31 January - 11 March 2006
Gow Langsford Gallery were pleased to present Bernar Venet's first solo exhibition in New Zealand. The exhibition included five sculptures from Venet’s highly recognised Indeterminate Line and Arc series.
French born, Venet has based himself between both Europe and New York City since 1967. Exhibiting since 1968, his works have been shown in major museums across Europe, the USA and Asia. Public sculptures have been commissioned and installed in equally as many varied locations including Cologne, Japan, Norway, Luxembourg and Chicago, among many others.
Venet’s minimalist sculptures stem from his academic investigations into science and mathematics, which are translated into large-scale steel forms: arcs, angles, poles and twisted lines, all precariously balanced. This exhibition included works weighing up to 4 tonnes.

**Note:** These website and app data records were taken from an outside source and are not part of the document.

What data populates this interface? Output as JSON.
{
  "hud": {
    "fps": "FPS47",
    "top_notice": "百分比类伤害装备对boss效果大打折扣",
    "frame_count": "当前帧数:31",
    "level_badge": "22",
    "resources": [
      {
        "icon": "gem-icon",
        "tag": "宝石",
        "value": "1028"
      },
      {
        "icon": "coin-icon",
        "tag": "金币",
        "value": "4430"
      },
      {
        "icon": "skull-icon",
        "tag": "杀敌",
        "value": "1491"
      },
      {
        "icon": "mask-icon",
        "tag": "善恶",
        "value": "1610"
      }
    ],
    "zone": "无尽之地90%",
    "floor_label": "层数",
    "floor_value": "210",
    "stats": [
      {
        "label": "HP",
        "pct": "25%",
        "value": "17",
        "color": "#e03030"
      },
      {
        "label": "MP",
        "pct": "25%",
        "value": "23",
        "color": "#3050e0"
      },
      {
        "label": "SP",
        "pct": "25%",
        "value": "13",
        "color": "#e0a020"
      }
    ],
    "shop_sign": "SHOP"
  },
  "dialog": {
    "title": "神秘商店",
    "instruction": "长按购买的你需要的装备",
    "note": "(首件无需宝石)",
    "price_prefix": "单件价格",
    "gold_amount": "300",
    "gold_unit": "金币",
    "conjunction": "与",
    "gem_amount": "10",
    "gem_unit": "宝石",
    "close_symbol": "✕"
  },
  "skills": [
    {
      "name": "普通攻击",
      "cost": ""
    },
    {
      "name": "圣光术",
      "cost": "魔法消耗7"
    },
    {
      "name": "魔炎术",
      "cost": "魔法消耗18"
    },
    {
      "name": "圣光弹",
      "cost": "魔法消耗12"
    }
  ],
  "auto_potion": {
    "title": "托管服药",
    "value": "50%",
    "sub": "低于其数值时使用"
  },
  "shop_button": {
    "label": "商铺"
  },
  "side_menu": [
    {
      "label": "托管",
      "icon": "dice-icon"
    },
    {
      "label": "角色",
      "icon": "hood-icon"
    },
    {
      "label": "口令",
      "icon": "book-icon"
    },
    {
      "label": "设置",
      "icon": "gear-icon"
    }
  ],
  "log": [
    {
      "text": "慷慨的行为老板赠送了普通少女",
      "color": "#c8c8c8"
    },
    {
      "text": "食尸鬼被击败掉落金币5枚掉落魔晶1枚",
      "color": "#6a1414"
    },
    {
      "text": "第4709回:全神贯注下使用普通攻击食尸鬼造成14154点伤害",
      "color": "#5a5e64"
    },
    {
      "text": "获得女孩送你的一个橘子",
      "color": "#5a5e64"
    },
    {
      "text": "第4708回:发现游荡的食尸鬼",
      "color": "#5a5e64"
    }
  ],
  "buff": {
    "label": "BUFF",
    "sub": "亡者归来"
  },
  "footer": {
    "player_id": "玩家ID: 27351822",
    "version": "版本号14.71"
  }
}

“Bernar Venet seems to be the most intellectual of conceptual artists, but his intellectuality is a means to a romantic end - what Kant called “the feeling of the sublime.” Venet has had a life-long affair with mathematics, but the mathematical murals - his descriptive term - that are its grand climax, are more sublime than mathematical, or rather use mathematics as a springboard to the sublime. They are in fact an inspired rendering of what Kant called ‘the mathematically sublime’.” Donald Kuspit
In 2004 Venet held three simultaneous solo exhibitions in New York City - at the Robert Miller Gallery, Jim Kempner Fine Art in Chelsea, and three large-scale Indeterminate Line pieces on the Park Avenue Malls.
In early 2005 Venet was awarded France’s highest decoration, Chevalier de la Legion d’Honneur, for his enhancement to the reputation of France through arts. His sculptures continue to tour Europe and North America, with recent exhibitions in Ceryg-Pontoise, France, Knookke-Heist, Belgium and downtown Chicago.